Supplied records:

········

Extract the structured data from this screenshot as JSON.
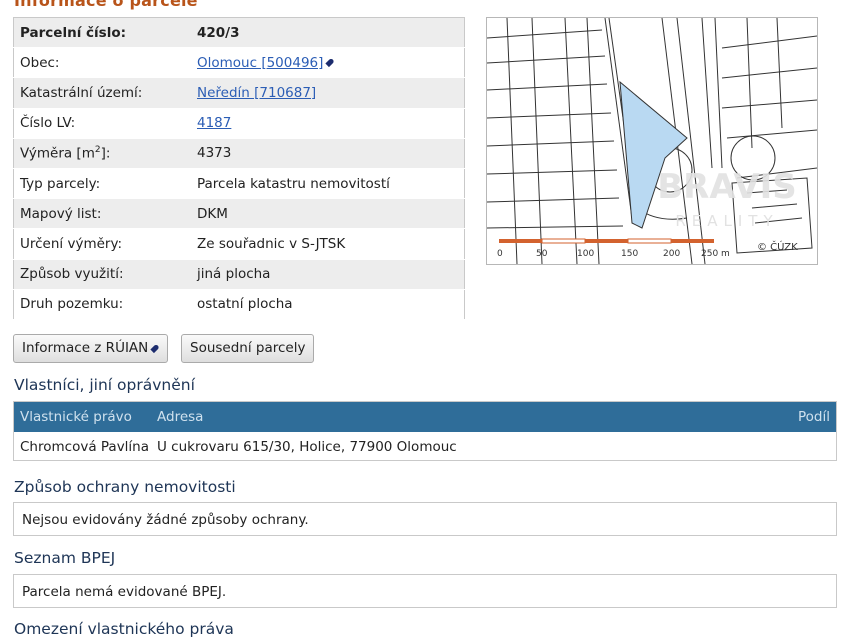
{
  "page_title": "Informace o parcele",
  "parcel_info": [
    {
      "label": "Parcelní číslo:",
      "value": "420/3",
      "link": false
    },
    {
      "label": "Obec:",
      "value": "Olomouc [500496]",
      "link": true,
      "icon": true
    },
    {
      "label": "Katastrální území:",
      "value": "Neředín [710687]",
      "link": true
    },
    {
      "label": "Číslo LV:",
      "value": "4187",
      "link": true
    },
    {
      "label_prefix": "Výměra [m",
      "label_sup": "2",
      "label_suffix": "]:",
      "value": "4373"
    },
    {
      "label": "Typ parcely:",
      "value": "Parcela katastru nemovitostí"
    },
    {
      "label": "Mapový list:",
      "value": "DKM"
    },
    {
      "label": "Určení výměry:",
      "value": "Ze souřadnic v S-JTSK"
    },
    {
      "label": "Způsob využití:",
      "value": "jiná plocha"
    },
    {
      "label": "Druh pozemku:",
      "value": "ostatní plocha"
    }
  ],
  "map": {
    "watermark": "BRAVIS",
    "watermark_sub": "REALITY",
    "copyright": "© ČÚZK",
    "scale_labels": [
      "0",
      "50",
      "100",
      "150",
      "200",
      "250 m"
    ],
    "parcel_color": "#b9d9f2"
  },
  "buttons": {
    "ruian": "Informace z RÚIAN",
    "neighbors": "Sousední parcely"
  },
  "owners": {
    "section_title": "Vlastníci, jiní oprávnění",
    "columns": [
      "Vlastnické právo",
      "Adresa",
      "Podíl"
    ],
    "rows": [
      {
        "name": "Chromcová Pavlína",
        "address": "U cukrovaru 615/30, Holice, 77900 Olomouc",
        "share": ""
      }
    ]
  },
  "protection": {
    "section_title": "Způsob ochrany nemovitosti",
    "text": "Nejsou evidovány žádné způsoby ochrany."
  },
  "bpej": {
    "section_title": "Seznam BPEJ",
    "text": "Parcela nemá evidované BPEJ."
  },
  "restrictions": {
    "section_title": "Omezení vlastnického práva"
  },
  "colors": {
    "title": "#b8541a",
    "section": "#1e3556",
    "header_bar": "#2f6d99",
    "link": "#2b5db5"
  }
}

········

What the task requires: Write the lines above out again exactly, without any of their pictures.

Written response:
Extract the structured data from this screenshot as JSON.
{
  "page_title": "Informace o parcele",
  "parcel_info": [
    {
      "label": "Parcelní číslo:",
      "value": "420/3",
      "link": false
    },
    {
      "label": "Obec:",
      "value": "Olomouc [500496]",
      "link": true,
      "icon": true
    },
    {
      "label": "Katastrální území:",
      "value": "Neředín [710687]",
      "link": true
    },
    {
      "label": "Číslo LV:",
      "value": "4187",
      "link": true
    },
    {
      "label_prefix": "Výměra [m",
      "label_sup": "2",
      "label_suffix": "]:",
      "value": "4373"
    },
    {
      "label": "Typ parcely:",
      "value": "Parcela katastru nemovitostí"
    },
    {
      "label": "Mapový list:",
      "value": "DKM"
    },
    {
      "label": "Určení výměry:",
      "value": "Ze souřadnic v S-JTSK"
    },
    {
      "label": "Způsob využití:",
      "value": "jiná plocha"
    },
    {
      "label": "Druh pozemku:",
      "value": "ostatní plocha"
    }
  ],
  "map": {
    "watermark": "BRAVIS",
    "watermark_sub": "REALITY",
    "copyright": "© ČÚZK",
    "scale_labels": [
      "0",
      "50",
      "100",
      "150",
      "200",
      "250 m"
    ],
    "parcel_color": "#b9d9f2"
  },
  "buttons": {
    "ruian": "Informace z RÚIAN",
    "neighbors": "Sousední parcely"
  },
  "owners": {
    "section_title": "Vlastníci, jiní oprávnění",
    "columns": [
      "Vlastnické právo",
      "Adresa",
      "Podíl"
    ],
    "rows": [
      {
        "name": "Chromcová Pavlína",
        "address": "U cukrovaru 615/30, Holice, 77900 Olomouc",
        "share": ""
      }
    ]
  },
  "protection": {
    "section_title": "Způsob ochrany nemovitosti",
    "text": "Nejsou evidovány žádné způsoby ochrany."
  },
  "bpej": {
    "section_title": "Seznam BPEJ",
    "text": "Parcela nemá evidované BPEJ."
  },
  "restrictions": {
    "section_title": "Omezení vlastnického práva"
  },
  "colors": {
    "title": "#b8541a",
    "section": "#1e3556",
    "header_bar": "#2f6d99",
    "link": "#2b5db5"
  }
}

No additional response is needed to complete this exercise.